» **Activity**: For the data that follows, report how many lines include the string "INSTANTIATION", and write the number alone.

-----

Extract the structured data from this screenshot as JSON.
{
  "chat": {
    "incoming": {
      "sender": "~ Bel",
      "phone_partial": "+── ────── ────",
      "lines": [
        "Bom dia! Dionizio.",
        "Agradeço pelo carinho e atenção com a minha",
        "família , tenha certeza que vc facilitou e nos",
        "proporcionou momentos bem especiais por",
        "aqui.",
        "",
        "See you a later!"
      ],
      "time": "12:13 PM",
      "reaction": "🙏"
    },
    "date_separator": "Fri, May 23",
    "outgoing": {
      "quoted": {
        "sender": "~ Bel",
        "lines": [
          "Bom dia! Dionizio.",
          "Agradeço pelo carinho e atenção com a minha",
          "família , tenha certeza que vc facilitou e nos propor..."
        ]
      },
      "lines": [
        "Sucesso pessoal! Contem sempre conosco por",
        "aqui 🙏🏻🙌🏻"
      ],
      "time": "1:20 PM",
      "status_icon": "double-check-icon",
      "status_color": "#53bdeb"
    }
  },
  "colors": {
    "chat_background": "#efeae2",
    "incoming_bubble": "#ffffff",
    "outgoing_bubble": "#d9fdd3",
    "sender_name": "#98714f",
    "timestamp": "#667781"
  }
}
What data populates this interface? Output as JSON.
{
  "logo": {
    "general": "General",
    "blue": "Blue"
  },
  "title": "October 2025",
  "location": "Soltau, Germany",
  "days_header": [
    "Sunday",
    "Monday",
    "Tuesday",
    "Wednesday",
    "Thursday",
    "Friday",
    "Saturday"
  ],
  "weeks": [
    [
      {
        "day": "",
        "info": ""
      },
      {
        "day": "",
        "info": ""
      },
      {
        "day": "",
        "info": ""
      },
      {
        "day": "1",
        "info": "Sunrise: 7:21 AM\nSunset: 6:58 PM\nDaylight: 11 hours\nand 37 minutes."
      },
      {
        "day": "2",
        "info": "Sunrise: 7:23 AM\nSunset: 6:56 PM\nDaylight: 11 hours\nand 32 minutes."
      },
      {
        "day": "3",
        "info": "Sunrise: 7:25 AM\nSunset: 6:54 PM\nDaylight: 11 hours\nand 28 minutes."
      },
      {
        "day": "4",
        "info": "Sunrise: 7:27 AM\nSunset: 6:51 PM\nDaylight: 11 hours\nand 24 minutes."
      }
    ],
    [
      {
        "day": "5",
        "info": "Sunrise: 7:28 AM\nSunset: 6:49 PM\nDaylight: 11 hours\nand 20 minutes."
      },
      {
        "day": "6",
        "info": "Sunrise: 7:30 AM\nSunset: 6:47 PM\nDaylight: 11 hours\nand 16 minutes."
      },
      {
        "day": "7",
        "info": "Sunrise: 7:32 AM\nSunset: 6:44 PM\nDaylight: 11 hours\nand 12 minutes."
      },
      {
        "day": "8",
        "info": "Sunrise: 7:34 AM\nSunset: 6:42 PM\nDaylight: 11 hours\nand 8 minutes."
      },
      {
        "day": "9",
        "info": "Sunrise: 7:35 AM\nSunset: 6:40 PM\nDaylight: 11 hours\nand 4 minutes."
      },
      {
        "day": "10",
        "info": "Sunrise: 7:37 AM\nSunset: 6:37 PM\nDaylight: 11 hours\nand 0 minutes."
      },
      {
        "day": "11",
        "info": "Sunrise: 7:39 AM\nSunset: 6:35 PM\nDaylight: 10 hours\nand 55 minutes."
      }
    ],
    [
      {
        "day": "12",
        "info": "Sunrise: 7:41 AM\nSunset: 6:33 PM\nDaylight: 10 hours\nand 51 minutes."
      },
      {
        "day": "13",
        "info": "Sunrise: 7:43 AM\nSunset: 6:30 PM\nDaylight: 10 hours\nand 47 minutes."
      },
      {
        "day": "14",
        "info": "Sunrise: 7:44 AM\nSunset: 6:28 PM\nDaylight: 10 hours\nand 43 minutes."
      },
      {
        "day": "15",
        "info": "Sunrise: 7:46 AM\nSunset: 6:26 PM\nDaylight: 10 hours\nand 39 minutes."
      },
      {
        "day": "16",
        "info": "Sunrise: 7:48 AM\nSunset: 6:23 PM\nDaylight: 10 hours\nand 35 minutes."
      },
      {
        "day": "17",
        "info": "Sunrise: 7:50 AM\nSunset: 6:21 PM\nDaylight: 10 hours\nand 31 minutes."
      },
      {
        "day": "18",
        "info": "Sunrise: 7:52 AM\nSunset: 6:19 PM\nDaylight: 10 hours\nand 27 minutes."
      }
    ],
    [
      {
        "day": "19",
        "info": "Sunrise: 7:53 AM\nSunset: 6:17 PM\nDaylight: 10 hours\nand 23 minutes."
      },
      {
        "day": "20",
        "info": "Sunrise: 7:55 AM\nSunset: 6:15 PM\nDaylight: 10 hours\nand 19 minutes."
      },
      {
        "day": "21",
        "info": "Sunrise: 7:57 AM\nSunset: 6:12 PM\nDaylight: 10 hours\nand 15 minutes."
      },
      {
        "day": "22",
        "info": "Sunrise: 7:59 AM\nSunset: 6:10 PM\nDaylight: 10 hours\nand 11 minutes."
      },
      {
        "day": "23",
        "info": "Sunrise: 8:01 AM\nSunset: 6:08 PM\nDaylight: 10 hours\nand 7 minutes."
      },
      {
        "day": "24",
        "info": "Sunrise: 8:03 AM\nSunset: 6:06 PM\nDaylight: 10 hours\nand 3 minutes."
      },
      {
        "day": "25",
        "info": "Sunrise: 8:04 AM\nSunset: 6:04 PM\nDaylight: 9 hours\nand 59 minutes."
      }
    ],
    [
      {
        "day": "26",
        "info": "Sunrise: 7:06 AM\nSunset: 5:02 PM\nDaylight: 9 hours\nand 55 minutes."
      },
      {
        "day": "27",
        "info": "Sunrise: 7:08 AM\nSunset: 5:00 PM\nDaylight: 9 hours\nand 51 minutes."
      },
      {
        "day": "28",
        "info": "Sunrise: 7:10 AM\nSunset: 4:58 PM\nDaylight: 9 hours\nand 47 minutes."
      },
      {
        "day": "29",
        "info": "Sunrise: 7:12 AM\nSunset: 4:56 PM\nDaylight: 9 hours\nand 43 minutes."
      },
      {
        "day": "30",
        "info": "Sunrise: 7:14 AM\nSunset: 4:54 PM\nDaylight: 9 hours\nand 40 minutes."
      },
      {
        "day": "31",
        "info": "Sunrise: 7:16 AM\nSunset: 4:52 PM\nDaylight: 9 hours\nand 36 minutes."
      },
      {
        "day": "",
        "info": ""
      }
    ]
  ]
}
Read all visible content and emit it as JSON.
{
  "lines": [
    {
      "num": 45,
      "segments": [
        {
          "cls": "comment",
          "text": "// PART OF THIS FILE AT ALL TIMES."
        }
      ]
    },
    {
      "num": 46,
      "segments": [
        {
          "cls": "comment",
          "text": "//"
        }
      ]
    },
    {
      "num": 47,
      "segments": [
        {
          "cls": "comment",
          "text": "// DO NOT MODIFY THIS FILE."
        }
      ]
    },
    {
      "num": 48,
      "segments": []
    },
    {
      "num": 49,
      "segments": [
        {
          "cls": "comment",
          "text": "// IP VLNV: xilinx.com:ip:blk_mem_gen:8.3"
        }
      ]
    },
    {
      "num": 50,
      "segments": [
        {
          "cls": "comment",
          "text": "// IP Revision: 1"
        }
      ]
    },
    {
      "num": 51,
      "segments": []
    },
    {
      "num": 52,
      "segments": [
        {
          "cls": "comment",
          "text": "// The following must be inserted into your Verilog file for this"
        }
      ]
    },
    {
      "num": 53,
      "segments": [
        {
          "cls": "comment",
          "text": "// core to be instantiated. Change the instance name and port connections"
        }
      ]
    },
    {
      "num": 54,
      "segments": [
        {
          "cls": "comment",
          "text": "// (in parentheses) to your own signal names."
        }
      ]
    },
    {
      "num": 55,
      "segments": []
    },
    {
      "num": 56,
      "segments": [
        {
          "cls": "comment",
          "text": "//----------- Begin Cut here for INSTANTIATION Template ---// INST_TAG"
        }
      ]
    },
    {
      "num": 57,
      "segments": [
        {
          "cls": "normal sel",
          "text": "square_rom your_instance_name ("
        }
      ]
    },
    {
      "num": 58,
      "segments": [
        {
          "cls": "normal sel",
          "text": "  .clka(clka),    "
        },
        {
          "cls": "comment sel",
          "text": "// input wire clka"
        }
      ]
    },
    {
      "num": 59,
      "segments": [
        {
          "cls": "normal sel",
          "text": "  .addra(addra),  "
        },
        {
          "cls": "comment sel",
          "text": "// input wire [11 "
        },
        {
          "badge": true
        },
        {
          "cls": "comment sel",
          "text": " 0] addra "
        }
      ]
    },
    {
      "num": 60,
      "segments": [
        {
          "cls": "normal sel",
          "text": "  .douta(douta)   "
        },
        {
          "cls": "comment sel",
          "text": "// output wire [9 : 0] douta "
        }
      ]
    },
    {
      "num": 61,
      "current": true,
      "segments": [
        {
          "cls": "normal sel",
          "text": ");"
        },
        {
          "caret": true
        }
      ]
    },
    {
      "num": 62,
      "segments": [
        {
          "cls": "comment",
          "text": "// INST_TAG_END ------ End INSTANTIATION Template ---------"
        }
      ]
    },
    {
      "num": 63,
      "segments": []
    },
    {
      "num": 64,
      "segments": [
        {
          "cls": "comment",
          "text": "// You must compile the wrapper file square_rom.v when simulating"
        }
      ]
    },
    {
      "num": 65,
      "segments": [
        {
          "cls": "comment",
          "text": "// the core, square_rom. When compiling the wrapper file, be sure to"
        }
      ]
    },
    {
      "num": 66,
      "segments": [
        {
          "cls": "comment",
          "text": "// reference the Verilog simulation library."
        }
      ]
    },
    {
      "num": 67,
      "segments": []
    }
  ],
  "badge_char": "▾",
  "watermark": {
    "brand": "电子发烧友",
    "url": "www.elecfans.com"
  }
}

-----

» **Your solution**: 2